- Rhabdophis subminiatus, René Léon Bourret (1936)
- Rhabdophis subminiatus subminiatus, René Léon Bourret (1936)
- Natrix subminiata helleri, R. Mell (1931)
- ?Natrix subminiata hongkongensis, R. Mell (1931)
- Natrix subminiata subminiata, R. Mell (1931)
- Natrix helleri, Karl Patterson Schmidt (1925)
- Rhabdophis subminiatus helleri, Karl Patterson Schmidt (1925)
- Natrix subminiata, Thomas Barbour (1912)
- Tropidonotus subminiatus, Frank Wall (1908)
- Pseudoxenodon intermedius, Axel Johan Einar Lönnberg (1899)
- Tropidonotus subminiatus, George Albert Boulenger (1893)
- ? Tropidonotus manadensis, Albert Charles Lewis Günther (fide Van Stanley Bartholomew Wallach) (1873)
- Tropidonotus subminiatus, Albert Charles Lewis Günther (1858)
- Amphiesma subminiatum, André Marie Constant Duméril & Gabriel Bibron (1854)
- Rhabdophis subminiatus, Leopold Fitzinger (1843)
- Tropidonotus subminiatus, Hermann Schlegel (1837)

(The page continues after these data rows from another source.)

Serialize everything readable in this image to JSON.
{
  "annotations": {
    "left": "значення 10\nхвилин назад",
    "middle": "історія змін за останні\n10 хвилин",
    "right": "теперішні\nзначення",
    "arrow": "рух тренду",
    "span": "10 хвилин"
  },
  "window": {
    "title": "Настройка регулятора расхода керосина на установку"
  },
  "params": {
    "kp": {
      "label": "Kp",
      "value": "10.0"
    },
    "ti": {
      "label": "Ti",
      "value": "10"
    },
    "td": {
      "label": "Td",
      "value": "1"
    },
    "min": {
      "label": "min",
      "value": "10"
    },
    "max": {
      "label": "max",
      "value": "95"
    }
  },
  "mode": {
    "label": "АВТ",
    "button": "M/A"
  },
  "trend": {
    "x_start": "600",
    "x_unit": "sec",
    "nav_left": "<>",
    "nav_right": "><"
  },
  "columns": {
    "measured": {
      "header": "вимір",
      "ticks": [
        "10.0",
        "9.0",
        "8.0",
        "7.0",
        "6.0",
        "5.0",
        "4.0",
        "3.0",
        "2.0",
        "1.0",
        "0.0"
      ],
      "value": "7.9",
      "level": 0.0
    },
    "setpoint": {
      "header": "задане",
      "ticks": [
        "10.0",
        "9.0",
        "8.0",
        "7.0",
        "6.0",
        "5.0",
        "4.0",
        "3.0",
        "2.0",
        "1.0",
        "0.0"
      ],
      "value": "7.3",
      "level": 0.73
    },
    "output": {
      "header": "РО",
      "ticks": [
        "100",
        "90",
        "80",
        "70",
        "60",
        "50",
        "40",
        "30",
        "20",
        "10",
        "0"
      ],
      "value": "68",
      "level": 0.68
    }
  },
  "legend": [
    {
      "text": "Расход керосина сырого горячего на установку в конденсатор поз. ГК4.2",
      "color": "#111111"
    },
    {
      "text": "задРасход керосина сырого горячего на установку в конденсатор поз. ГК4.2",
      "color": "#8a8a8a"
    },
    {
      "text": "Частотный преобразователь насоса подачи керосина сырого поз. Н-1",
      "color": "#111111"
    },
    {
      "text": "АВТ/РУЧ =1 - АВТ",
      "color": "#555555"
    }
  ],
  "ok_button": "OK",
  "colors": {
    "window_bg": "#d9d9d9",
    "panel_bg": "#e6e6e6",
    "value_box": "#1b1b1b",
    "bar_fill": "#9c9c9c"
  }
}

- Natrix subminiatus, Friedrich Boie (1827)
Least Concern (IUCN3.1)